fbpx Skip to main content

Transthyretin (TTR) gene variants may increase the risk of heart failure and other cardiac complications. A specific TTR gene variant at position 122 (V142I) is particularly common among middle-aged Black patients. The TTR V142I variant is characterized by a valine-to-isoleucine substitution and is a significant cause of cardiac amyloidosis. Although research is ongoing, one particular study evaluated the association between the TTR V142I variant and cardiac structure, cardiac function, and the risk of heart failure in Black adults.

The study, published in the Journal of the American College of Cardiology, included data from the Jackson Heart Study participants. Researchers assessed whether the TTR V142I variant was associated with baseline echocardiographic parameters and levels of high-sensitivity cardiac ​​troponin-I (hs-cTnI). Researchers analyzed the data using linear regression and linear mixed models. Researchers also analyzed data on the association of the TTR V142I variant with heart failure and hospitalizations from heart failure.
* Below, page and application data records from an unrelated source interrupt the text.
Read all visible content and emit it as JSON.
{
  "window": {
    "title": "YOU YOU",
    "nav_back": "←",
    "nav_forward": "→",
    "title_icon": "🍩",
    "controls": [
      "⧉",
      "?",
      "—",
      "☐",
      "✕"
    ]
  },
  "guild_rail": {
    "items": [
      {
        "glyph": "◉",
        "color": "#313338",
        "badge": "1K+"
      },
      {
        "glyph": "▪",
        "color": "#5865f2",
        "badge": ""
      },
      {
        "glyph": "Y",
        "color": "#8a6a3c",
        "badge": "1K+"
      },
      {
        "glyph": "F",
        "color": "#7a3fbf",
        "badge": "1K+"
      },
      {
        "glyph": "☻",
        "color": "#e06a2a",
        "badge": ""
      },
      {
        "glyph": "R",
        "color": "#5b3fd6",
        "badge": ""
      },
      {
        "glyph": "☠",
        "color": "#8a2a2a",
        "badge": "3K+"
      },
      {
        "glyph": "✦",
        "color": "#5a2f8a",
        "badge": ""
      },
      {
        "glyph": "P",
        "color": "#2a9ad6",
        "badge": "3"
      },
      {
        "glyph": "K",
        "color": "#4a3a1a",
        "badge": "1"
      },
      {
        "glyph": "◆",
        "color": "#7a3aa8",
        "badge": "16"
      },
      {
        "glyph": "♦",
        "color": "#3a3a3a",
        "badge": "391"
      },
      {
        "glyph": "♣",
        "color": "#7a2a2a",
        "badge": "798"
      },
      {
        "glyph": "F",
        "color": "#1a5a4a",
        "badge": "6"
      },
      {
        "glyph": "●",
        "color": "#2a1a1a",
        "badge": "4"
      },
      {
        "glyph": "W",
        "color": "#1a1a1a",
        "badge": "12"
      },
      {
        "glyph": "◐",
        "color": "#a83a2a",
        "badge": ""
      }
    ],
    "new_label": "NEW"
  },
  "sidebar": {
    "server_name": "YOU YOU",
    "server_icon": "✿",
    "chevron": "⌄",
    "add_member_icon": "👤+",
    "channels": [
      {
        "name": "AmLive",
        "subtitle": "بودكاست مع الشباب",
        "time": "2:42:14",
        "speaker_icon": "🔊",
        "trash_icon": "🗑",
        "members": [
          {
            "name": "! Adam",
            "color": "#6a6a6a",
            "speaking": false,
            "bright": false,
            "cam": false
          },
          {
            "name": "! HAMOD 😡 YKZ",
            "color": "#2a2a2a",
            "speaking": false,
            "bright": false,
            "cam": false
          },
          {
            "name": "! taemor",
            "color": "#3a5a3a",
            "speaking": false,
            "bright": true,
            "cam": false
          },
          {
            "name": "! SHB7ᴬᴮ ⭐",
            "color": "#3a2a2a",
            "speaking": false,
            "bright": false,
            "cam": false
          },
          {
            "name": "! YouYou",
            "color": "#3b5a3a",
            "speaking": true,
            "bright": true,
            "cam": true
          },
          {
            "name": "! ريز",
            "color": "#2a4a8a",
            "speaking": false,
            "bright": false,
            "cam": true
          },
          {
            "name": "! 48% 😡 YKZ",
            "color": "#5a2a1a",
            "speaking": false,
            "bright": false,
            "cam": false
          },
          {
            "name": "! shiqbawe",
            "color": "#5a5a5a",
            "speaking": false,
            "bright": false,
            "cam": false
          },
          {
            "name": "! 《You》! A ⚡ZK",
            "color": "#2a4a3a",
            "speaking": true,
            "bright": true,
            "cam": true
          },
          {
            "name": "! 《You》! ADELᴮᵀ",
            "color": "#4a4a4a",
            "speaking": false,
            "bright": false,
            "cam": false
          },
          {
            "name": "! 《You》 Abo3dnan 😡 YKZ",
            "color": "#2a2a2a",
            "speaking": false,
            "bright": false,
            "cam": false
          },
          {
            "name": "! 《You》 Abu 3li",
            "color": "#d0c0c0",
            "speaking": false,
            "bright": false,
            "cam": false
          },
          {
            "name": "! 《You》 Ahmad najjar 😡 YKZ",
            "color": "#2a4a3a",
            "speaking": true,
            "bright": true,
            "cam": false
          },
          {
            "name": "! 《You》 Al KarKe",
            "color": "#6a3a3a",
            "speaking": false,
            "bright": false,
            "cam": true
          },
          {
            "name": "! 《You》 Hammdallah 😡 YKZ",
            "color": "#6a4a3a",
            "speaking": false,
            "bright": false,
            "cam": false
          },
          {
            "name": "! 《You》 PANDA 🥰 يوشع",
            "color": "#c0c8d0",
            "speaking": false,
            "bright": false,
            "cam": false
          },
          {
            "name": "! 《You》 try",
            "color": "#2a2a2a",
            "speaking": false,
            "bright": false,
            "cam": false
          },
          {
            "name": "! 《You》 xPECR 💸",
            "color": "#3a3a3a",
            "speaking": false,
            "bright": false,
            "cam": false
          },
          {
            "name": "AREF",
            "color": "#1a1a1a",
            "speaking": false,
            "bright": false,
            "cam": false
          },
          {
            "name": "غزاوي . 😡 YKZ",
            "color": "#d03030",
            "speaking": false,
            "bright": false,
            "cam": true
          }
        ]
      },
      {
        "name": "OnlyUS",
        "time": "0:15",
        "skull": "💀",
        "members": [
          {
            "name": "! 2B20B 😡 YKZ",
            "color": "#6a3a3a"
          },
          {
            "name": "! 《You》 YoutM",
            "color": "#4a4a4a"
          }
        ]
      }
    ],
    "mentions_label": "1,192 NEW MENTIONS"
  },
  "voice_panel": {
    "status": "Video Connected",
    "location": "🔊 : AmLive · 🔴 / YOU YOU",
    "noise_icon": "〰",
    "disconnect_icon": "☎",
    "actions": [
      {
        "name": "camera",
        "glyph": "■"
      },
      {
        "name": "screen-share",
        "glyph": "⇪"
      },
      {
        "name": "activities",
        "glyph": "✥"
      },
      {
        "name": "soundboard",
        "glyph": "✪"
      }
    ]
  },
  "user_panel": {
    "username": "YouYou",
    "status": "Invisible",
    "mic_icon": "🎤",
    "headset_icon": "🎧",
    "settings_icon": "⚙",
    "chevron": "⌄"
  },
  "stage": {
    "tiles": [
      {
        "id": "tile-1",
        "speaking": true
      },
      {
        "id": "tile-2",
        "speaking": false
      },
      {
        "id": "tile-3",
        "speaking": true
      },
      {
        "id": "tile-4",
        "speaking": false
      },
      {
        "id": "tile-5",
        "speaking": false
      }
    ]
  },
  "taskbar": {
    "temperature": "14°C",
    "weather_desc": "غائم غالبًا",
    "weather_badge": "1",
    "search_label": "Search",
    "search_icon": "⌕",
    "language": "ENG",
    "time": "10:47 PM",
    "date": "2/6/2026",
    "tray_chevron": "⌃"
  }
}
The study found that 119 of 2,960 participants (4%) were heterozygous carriers of the TTR V142I variant. Although the variant was not associated with baseline cardiac parameters, the variant was associated with a more significant increase in high-sensitivity troponin-I levels over time. Participants with the TTR V142I variant also showed an increased risk of heart failure and hospitalizations from heart failure.

Black patients with the TTR V142I variant may be at a higher risk of cardiac complications due to the TTR V142I variant. However, the TTR V142I variant is not associated with adverse cardiac modeling. Still, healthcare providers should assess the risk of myocardial injury in patients of African ancestry. Healthcare providers may also need to monitor the risk of heart failure in patients with the TTR V142I variant to prevent heart failure hospitalizations.


You May Also Like::  Vaccine Rollout Slows as Many Health Care Workers Balk at Shots


Coniglio, A. C., Segar, M. W., Loungani, R. S., Savla, J. J., Grodin, J. L., Fox, E. R., Garg, S., De Lemos, J. A., Berry, J. D., Drazner, M. H., Shah, S., Hall, M. E., Shah, A., Khan, S. S., Mentz, R. J., & Pandey, A. (2022). Transthyretin V142I genetic variant and cardiac remodeling, injury, and heart failure risk in Black adults. Journal of the American College of Cardiology: Heart Failure, 10(2), 129-138. https://doi.org/10.1016/j.jchf.2021.09.006

“Keeping up with the indications and adverse reactions to immune checkpoint inhibitors can be a full-time job. Cutaneous side effects occur in up to 45% of patients treated with ipilimumab and 34% of patients treated with nivolumab and pembrolizumab.” https://bit.ly/3FGtxtd

.@spfnomt: This month’s #DermWorld article “Estate planning 101” is especially important for young physicians to read. The long, all-consuming years between adolescence and physicianhood can become a blur...https://bit.ly/3FxOtCv

That’s a wrap #AAD2023! 5 days of soaking up knowledge from dermatologists on topics such as hidradenitis, melasma, & dietary triggers of common dermatoses.

I LOVED the #womenshealth focused sessions on vulvar dermatoses and pregnancy medication safety.


New approach uses microbiome to treat skin disease by repairing the injured microbiome that allowed inflammation to flare up in the first place, rather than reducing the inflammation after the fact. https://bit.ly/3Jt6H9v

Load More